- Amy Schapiro (2003). Millicent Fenwick: Her Way. Rutgers University Press, New Brunswick, New Jersey, 2003. p. 217. ISBN 0-8135-3231-0.
- Chiasmus.com quote of the week mailing list archive for February 21–27 2004 Archived September 28, 2007, at the Wayback Machine. Retrieved April 22, 2007.
- Crump, Thomas (2014). Brezhnev and the Decline of the Soviet Union. Routledge. p. 154. ISBN 9780415690737.
- Schapiro, Amy (2003). Millicent Fenwick: Her Way. Rutgers University Press. pp. 180–183. ISBN 9780813532318.
- According to Steve Sauro who covered Fenwick for WBIO, Parsippany, NJ and WRAN, Dover, NJ in the late 1970s.
- "Life and Career of Millicent Fenwick". C-SPAN. December 17, 1982. Retrieved June 5, 2013.
- United Nations Agencies for Food and Agriculture
- See Amy Schapiro, p. 237
- Doonesbury FAQ Archived September 19, 2008, at the Wayback Machine
- "Meet Jonathan T.M. Reckford: A Biographical Sketch". Retrieved August 30, 2021.
- "Great-Granddaughter of Millicent Fenwick Heading to Tokyo Olympics". June 30, 2021. Retrieved August 30, 2021.
- Schapiro, American National Biography
- Quoted in Schapiro, American National Biography
- Lamson, Peggy. In the Vanguard: Six American Women in Public Life (1979).
- Schapiro, Amy. Millicent Fenwick: Her Way (2003).
- Schapiro, Amy, "Millicent Fenwick" American National Biography (2003) online free https://doi.org/10.1093/anb/9780198606697.article.0700784
- Fenwick, Millicent. "Speak Frankly." Foreign Policy 39 (1980): 11–13. online
- Fenwick, Millicent. Vogue's Book of Etiquette: A Complete Guide to Traditional Forms and Modern Usage (Simon and Schuster, 1948). online free to borrow

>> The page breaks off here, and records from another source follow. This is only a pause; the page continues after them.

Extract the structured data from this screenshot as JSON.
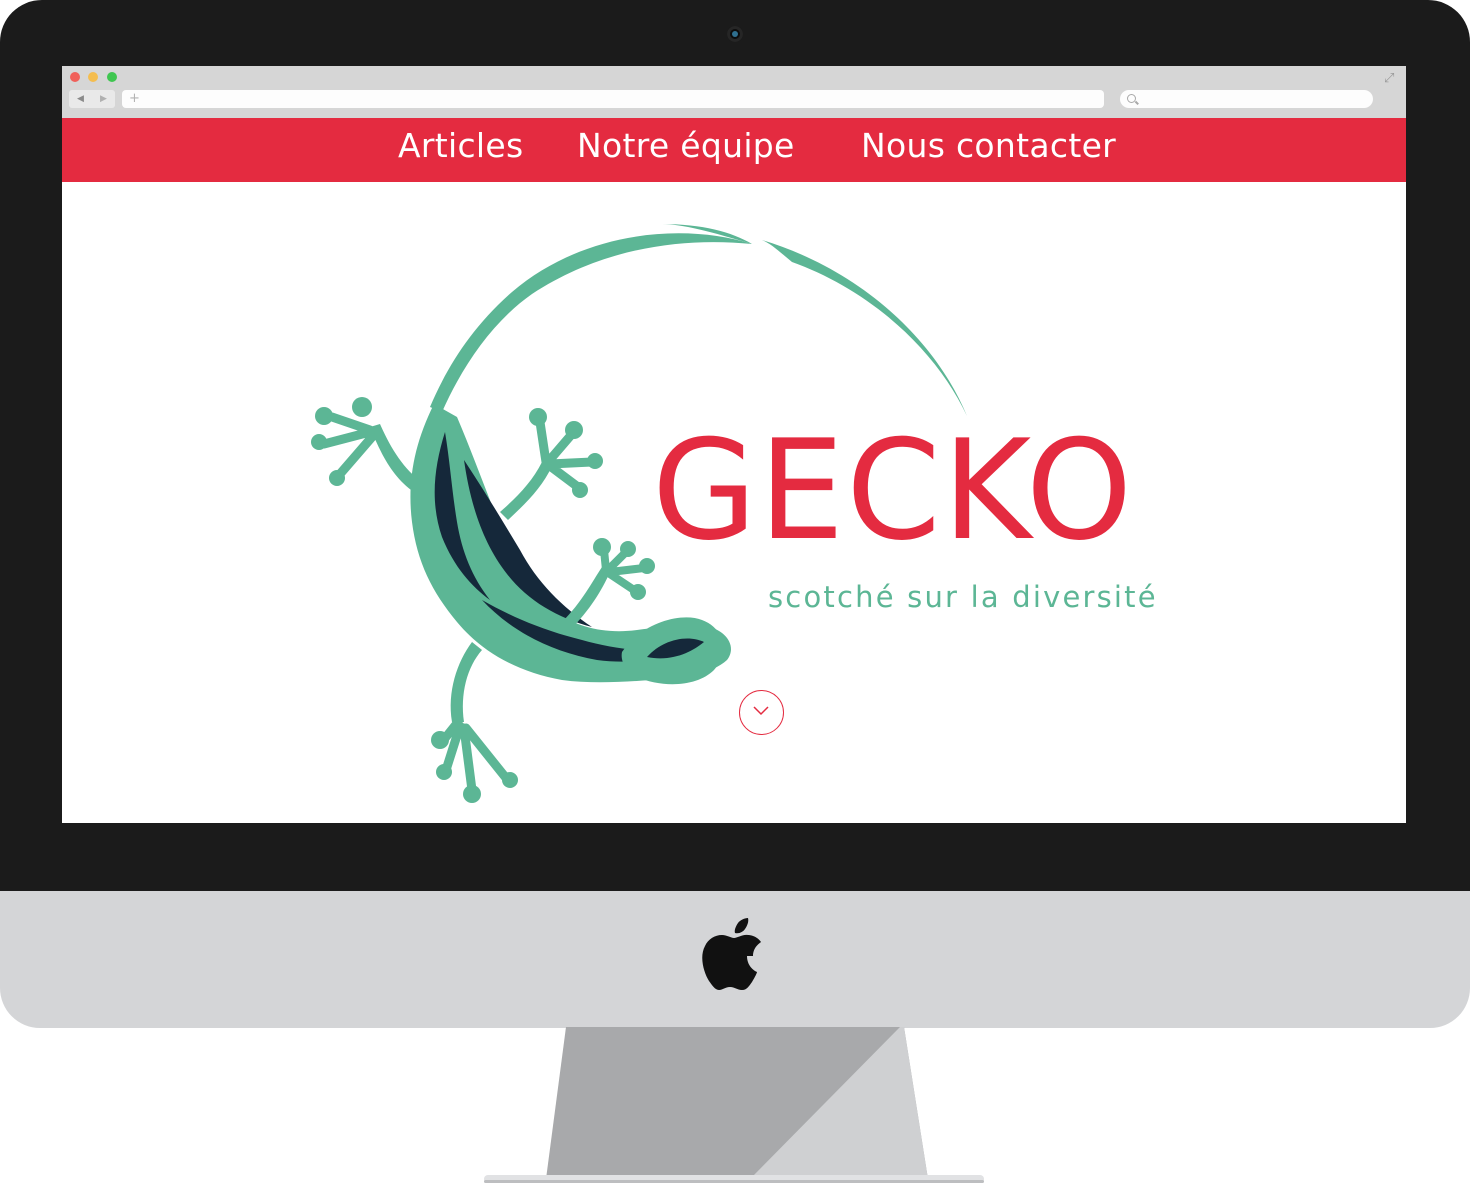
{
  "nav": {
    "items": [
      {
        "label": "Articles"
      },
      {
        "label": "Notre équipe"
      },
      {
        "label": "Nous contacter"
      }
    ]
  },
  "hero": {
    "title": "GECKO",
    "tagline": "scotché sur la diversité",
    "logo_icon": "gecko-icon",
    "scroll_icon": "chevron-down-icon"
  },
  "browser": {
    "back_icon": "back-arrow-icon",
    "forward_icon": "forward-arrow-icon",
    "new_tab_icon": "plus-icon",
    "search_icon": "search-icon",
    "fullscreen_icon": "expand-icon"
  },
  "device": {
    "logo_icon": "apple-logo-icon"
  },
  "colors": {
    "accent_red": "#e42b40",
    "gecko_green": "#5cb695",
    "gecko_dark": "#15283a",
    "bezel": "#1b1b1b",
    "chin": "#d4d5d7"
  }
}
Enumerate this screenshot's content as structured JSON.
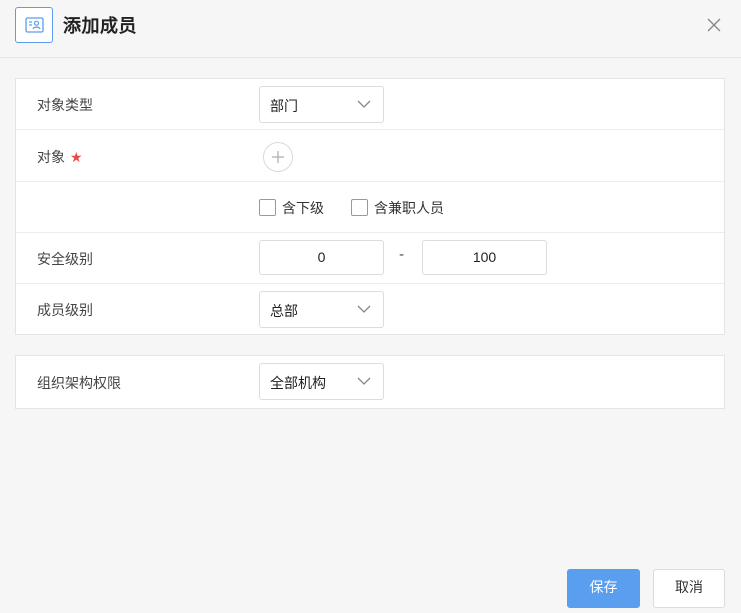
{
  "dialog": {
    "title": "添加成员",
    "icons": {
      "header": "contact-card-icon",
      "close": "close-icon"
    }
  },
  "form": {
    "object_type": {
      "label": "对象类型",
      "value": "部门"
    },
    "object": {
      "label": "对象",
      "required_mark": "★",
      "add_icon": "plus-icon"
    },
    "options": {
      "include_sub": "含下级",
      "include_parttime": "含兼职人员"
    },
    "security_level": {
      "label": "安全级别",
      "min": "0",
      "separator": "-",
      "max": "100"
    },
    "member_level": {
      "label": "成员级别",
      "value": "总部"
    },
    "org_permission": {
      "label": "组织架构权限",
      "value": "全部机构"
    }
  },
  "footer": {
    "save": "保存",
    "cancel": "取消"
  }
}
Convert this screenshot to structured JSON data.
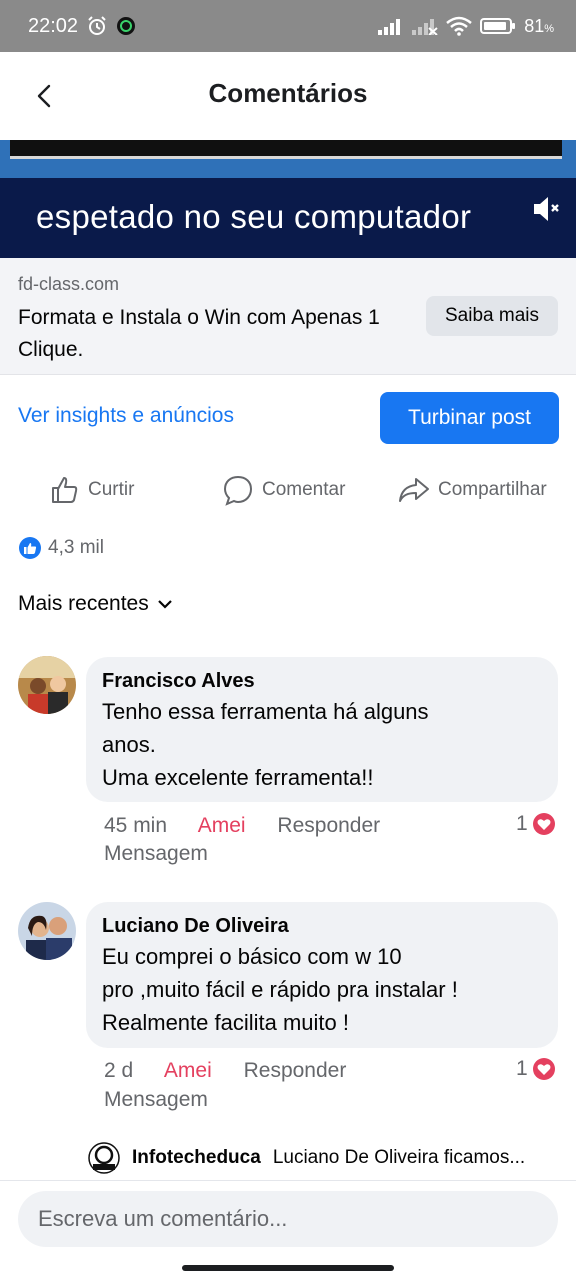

- Fenwick, Millicent. Speaking Up (1982), includes her congressional newsletters, editorials, and other articles she wrote.